■ Task instructions
Which lines of the data contain the string "doit"? Copy every one.
• • •
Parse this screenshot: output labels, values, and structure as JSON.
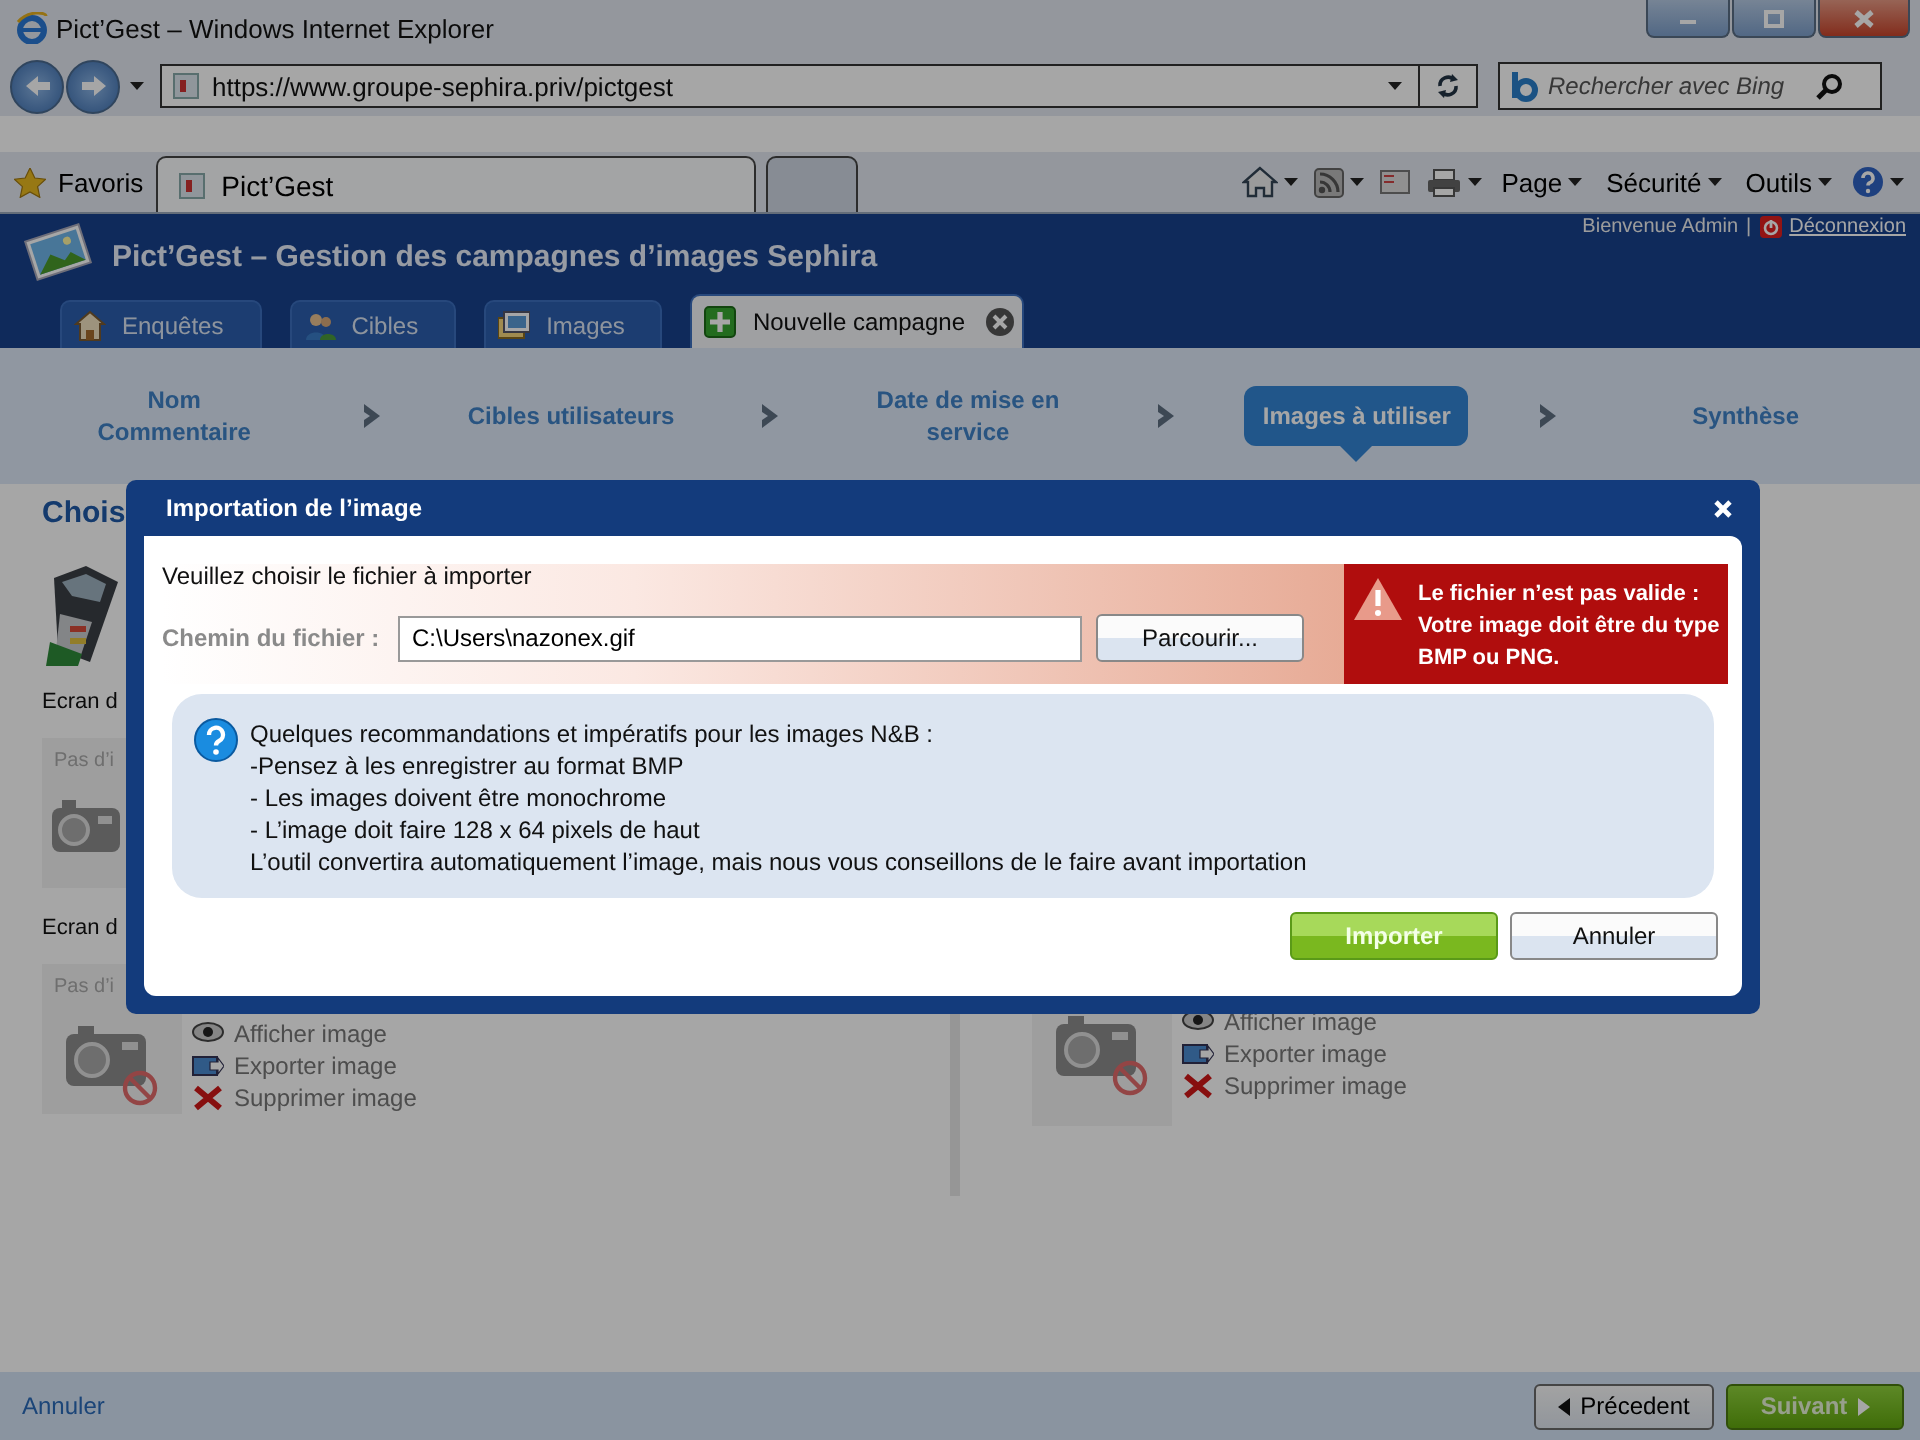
{
  "browser": {
    "title": "Pict’Gest – Windows Internet Explorer",
    "address": "https://www.groupe-sephira.priv/pictgest",
    "search_placeholder": "Rechercher avec Bing",
    "favorites": "Favoris",
    "tabs": [
      {
        "kind": "page",
        "label": "Pict’Gest",
        "selected": true
      },
      {
        "kind": "new",
        "selected": false
      }
    ],
    "menus": [
      "Page",
      "Sécurité",
      "Outils"
    ]
  },
  "app": {
    "title": "Pict’Gest – Gestion des campagnes d’images Sephira",
    "welcome": "Bienvenue Admin",
    "separator": "|",
    "logout": "Déconnexion",
    "tabs": [
      {
        "kind": "home",
        "label": "Enquêtes",
        "selected": false,
        "closable": false
      },
      {
        "kind": "users",
        "label": "Cibles",
        "selected": false,
        "closable": false
      },
      {
        "kind": "images",
        "label": "Images",
        "selected": false,
        "closable": false
      },
      {
        "kind": "add",
        "label": "Nouvelle campagne",
        "selected": true,
        "closable": true
      }
    ],
    "steps": [
      {
        "label": "Nom\nCommentaire",
        "selected": false
      },
      {
        "label": "Cibles utilisateurs",
        "selected": false
      },
      {
        "label": "Date de mise en\nservice",
        "selected": false
      },
      {
        "label": "Images à utiliser",
        "selected": true
      },
      {
        "label": "Synthèse",
        "selected": false
      }
    ],
    "content": {
      "heading": "Chois",
      "left": [
        {
          "kind": "picture"
        },
        {
          "kind": "caption",
          "text": "Ecran d"
        },
        {
          "kind": "placeholder",
          "text": "Pas d’i",
          "blocked": false
        },
        {
          "kind": "caption",
          "text": "Ecran d"
        },
        {
          "kind": "placeholder",
          "text": "Pas d’i",
          "blocked": true,
          "actions": [
            {
              "kind": "view",
              "label": "Afficher image"
            },
            {
              "kind": "export",
              "label": "Exporter image"
            },
            {
              "kind": "delete",
              "label": "Supprimer image"
            }
          ]
        }
      ],
      "right": [
        {
          "kind": "placeholder",
          "blocked": true,
          "actions": [
            {
              "kind": "view",
              "label": "Afficher image"
            },
            {
              "kind": "export",
              "label": "Exporter image"
            },
            {
              "kind": "delete",
              "label": "Supprimer image"
            }
          ]
        }
      ]
    },
    "footer": {
      "cancel": "Annuler",
      "previous": "Précedent",
      "next": "Suivant"
    }
  },
  "dialog": {
    "title": "Importation de l’image",
    "prompt": "Veuillez choisir le fichier à importer",
    "path_label": "Chemin du fichier :",
    "path_value": "C:\\Users\\nazonex.gif",
    "browse": "Parcourir...",
    "error": "Le fichier n’est pas valide :  Votre image doit être du type  BMP ou PNG.",
    "info": [
      "Quelques recommandations et impératifs pour les images N&B :",
      "-Pensez à les enregistrer au format BMP",
      "- Les images doivent être monochrome",
      "- L’image doit faire 128 x 64 pixels de haut",
      "L’outil convertira automatiquement  l’image, mais nous vous conseillons de le faire avant importation"
    ],
    "import": "Importer",
    "cancel": "Annuler"
  }
}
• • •
■ Output for this exercise
    "error": "Le fichier n’est pas valide :  Votre image doit être du type  BMP ou PNG.",
      "- L’image doit faire 128 x 64 pixels de haut",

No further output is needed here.